Exercise instructions: Search the listing below for the string "title" and copy every line where it occurs.

Material shown:
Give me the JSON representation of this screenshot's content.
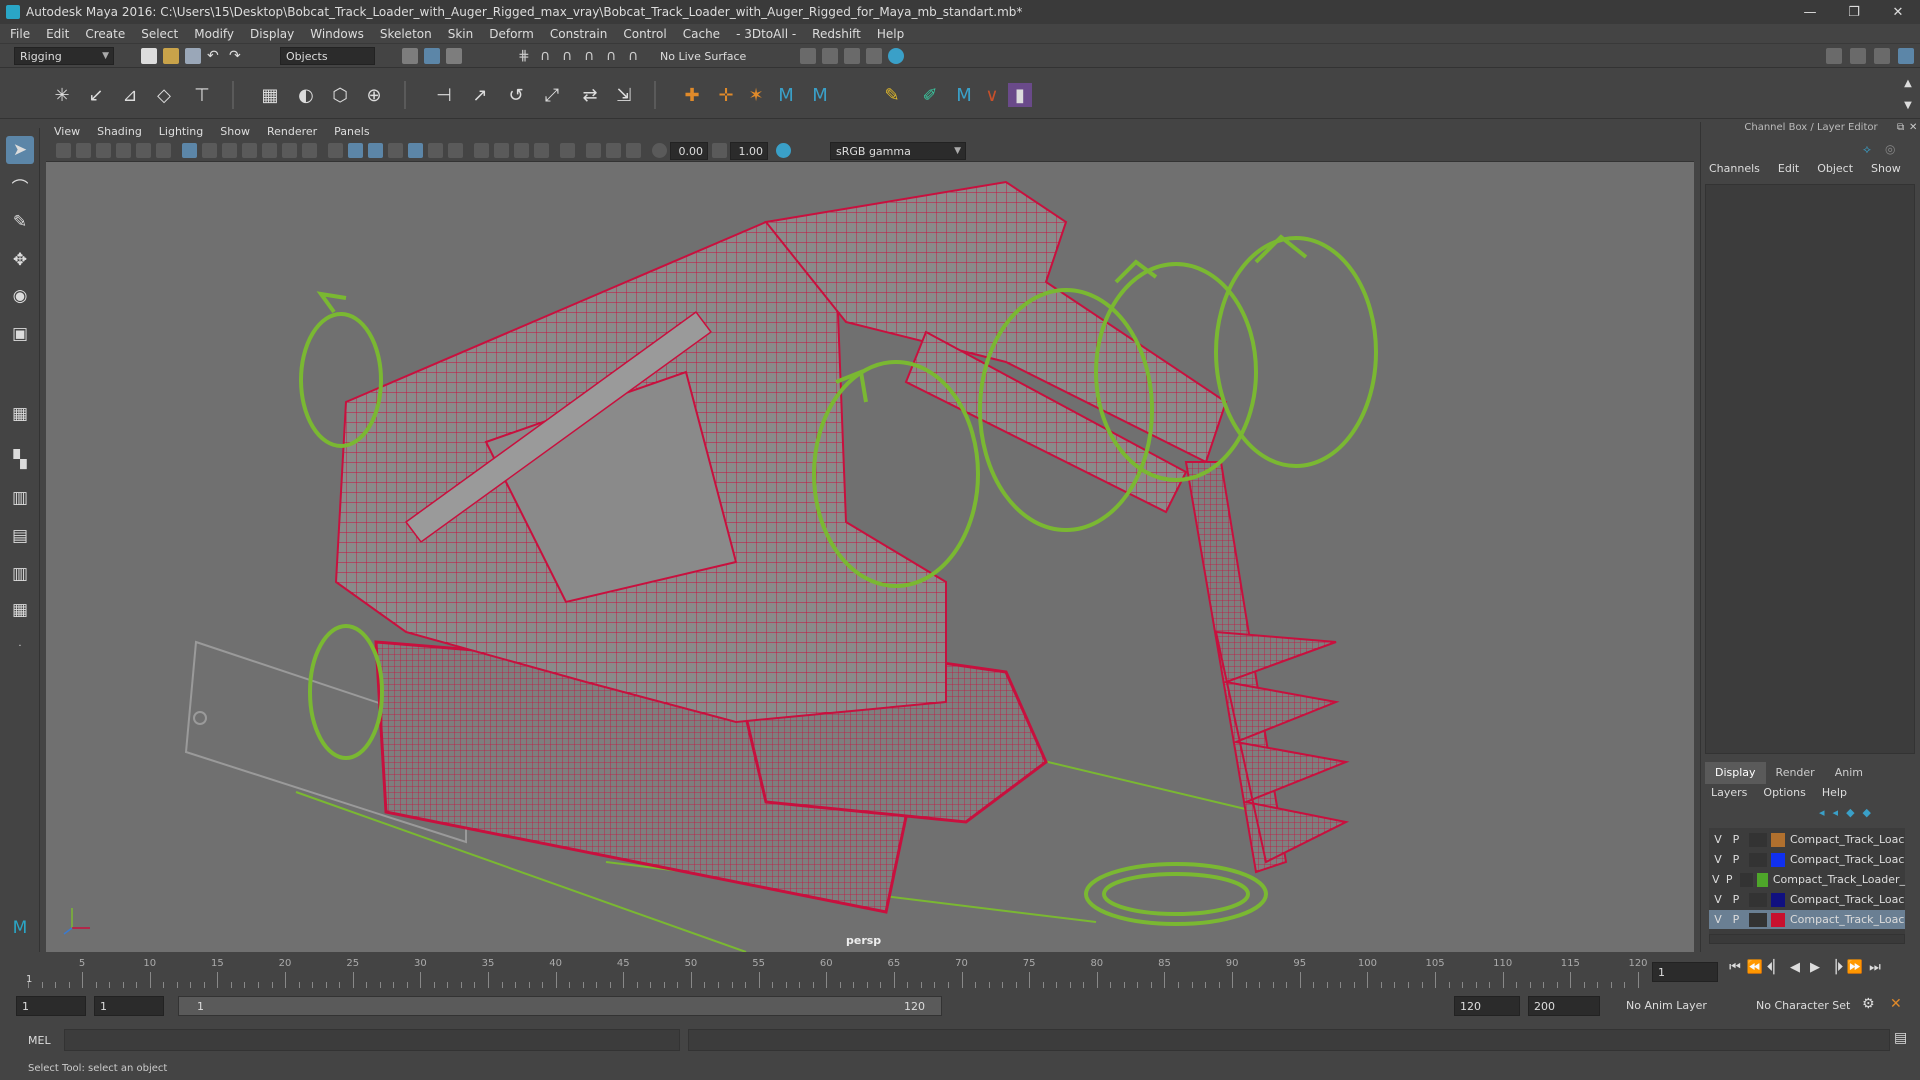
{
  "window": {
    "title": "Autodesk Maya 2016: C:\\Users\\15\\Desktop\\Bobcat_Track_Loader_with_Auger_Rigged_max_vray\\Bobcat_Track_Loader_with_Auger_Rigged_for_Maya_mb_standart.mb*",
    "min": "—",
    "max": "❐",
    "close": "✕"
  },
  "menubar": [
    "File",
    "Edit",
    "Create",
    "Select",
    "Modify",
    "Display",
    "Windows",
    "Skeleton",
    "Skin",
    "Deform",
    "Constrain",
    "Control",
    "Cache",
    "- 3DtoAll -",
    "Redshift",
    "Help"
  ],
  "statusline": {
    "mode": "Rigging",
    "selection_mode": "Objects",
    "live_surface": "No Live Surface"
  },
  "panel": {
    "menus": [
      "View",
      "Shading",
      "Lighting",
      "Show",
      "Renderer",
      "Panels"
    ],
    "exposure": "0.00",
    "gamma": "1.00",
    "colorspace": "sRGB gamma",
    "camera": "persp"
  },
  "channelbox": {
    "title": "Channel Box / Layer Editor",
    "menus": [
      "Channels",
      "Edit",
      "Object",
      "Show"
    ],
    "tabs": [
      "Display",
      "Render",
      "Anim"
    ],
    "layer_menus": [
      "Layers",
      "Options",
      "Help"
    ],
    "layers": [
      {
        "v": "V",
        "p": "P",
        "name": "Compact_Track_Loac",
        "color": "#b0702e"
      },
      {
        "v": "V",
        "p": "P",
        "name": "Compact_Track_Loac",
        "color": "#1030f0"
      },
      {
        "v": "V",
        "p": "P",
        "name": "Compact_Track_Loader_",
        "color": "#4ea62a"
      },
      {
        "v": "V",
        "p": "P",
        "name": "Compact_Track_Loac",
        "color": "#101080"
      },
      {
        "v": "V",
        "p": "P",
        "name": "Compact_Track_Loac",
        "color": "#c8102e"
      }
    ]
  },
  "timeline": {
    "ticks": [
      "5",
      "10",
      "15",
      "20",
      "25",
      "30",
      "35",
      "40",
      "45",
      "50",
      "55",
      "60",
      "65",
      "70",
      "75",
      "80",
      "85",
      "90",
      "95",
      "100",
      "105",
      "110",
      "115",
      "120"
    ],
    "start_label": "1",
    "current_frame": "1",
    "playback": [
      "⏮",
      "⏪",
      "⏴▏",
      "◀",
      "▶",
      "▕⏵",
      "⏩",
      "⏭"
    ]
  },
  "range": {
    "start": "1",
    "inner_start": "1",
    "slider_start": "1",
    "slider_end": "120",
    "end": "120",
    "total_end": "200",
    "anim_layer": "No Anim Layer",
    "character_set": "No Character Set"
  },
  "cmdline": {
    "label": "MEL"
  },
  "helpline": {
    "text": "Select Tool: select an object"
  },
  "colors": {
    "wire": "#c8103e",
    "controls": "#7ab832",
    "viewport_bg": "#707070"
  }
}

Task solution:
    "title": "Autodesk Maya 2016: C:\\Users\\15\\Desktop\\Bobcat_Track_Loader_with_Auger_Rigged_max_vray\\Bobcat_Track_Loader_with_Auger_Rigged_for_Maya_mb_standart.mb*",
    "title": "Channel Box / Layer Editor",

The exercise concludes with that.